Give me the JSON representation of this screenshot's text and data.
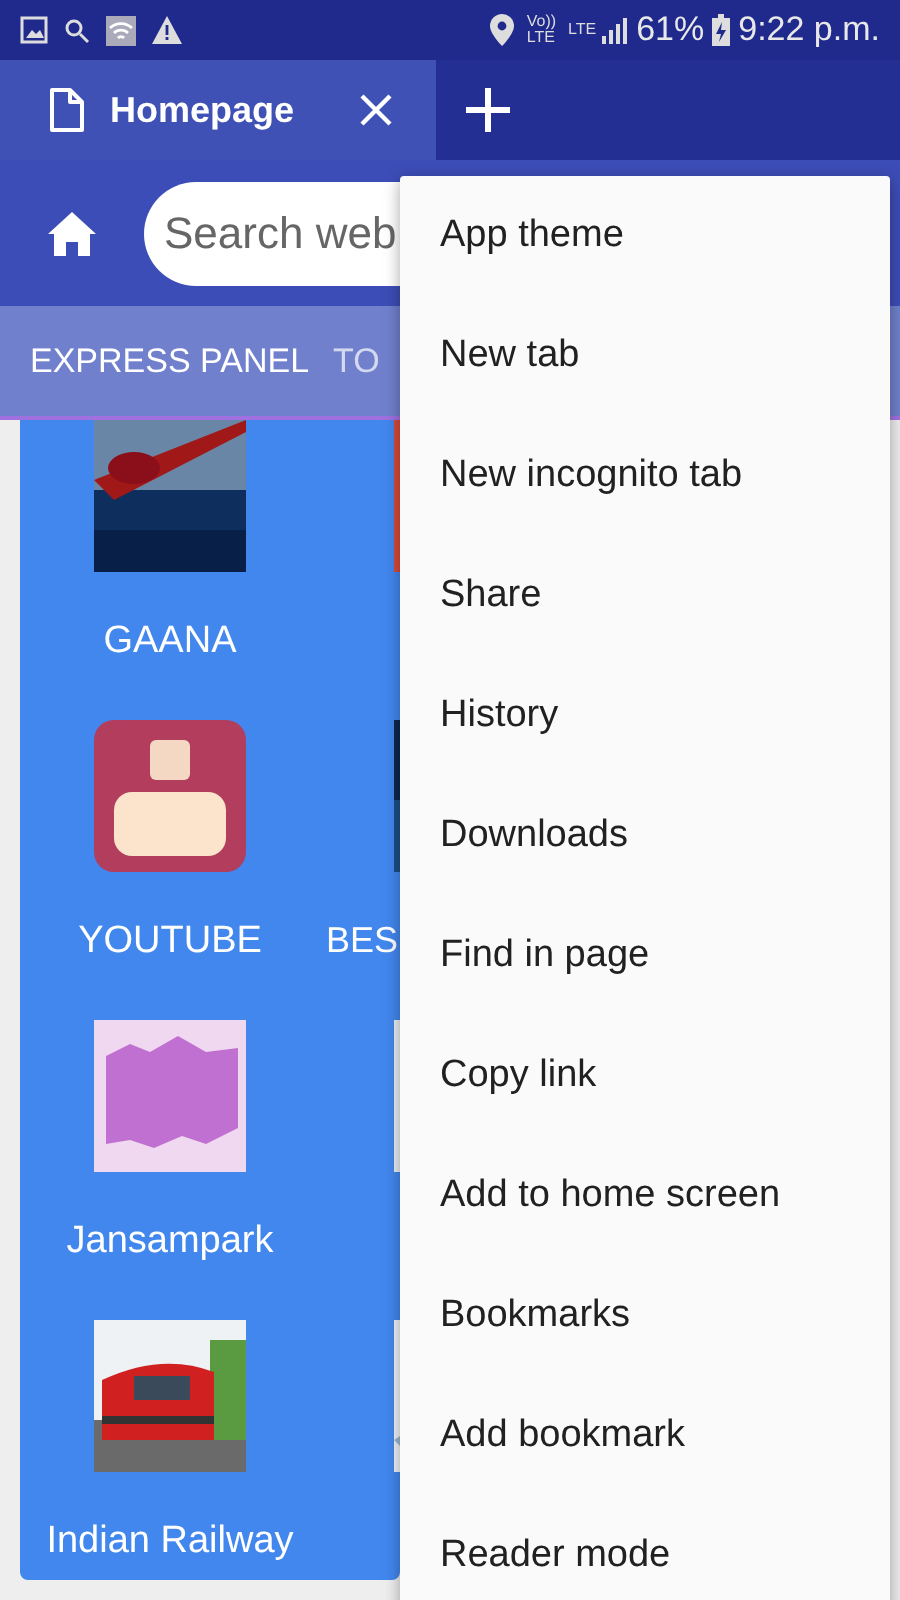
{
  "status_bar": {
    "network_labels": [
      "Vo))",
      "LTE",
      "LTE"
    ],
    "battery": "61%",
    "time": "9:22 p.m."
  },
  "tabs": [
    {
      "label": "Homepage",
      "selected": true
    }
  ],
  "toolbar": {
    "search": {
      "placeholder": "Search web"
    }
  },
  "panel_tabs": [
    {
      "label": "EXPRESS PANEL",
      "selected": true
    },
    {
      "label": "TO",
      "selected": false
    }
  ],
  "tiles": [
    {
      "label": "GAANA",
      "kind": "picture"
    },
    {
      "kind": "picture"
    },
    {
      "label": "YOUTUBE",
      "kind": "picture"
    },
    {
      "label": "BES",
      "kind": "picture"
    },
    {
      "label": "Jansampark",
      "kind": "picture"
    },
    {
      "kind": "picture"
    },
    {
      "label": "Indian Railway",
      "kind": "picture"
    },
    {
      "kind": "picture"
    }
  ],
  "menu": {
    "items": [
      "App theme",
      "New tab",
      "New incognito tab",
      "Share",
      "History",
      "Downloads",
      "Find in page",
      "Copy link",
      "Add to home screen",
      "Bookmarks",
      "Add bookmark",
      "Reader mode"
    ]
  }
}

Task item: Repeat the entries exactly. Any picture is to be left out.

Answer to this exercise:
Give me the JSON representation of this screenshot's text and data.
{
  "status_bar": {
    "network_labels": [
      "Vo))",
      "LTE",
      "LTE"
    ],
    "battery": "61%",
    "time": "9:22 p.m."
  },
  "tabs": [
    {
      "label": "Homepage",
      "selected": true
    }
  ],
  "toolbar": {
    "search": {
      "placeholder": "Search web"
    }
  },
  "panel_tabs": [
    {
      "label": "EXPRESS PANEL",
      "selected": true
    },
    {
      "label": "TO",
      "selected": false
    }
  ],
  "tiles": [
    {
      "label": "GAANA",
      "kind": "picture"
    },
    {
      "kind": "picture"
    },
    {
      "label": "YOUTUBE",
      "kind": "picture"
    },
    {
      "label": "BES",
      "kind": "picture"
    },
    {
      "label": "Jansampark",
      "kind": "picture"
    },
    {
      "kind": "picture"
    },
    {
      "label": "Indian Railway",
      "kind": "picture"
    },
    {
      "kind": "picture"
    }
  ],
  "menu": {
    "items": [
      "App theme",
      "New tab",
      "New incognito tab",
      "Share",
      "History",
      "Downloads",
      "Find in page",
      "Copy link",
      "Add to home screen",
      "Bookmarks",
      "Add bookmark",
      "Reader mode"
    ]
  }
}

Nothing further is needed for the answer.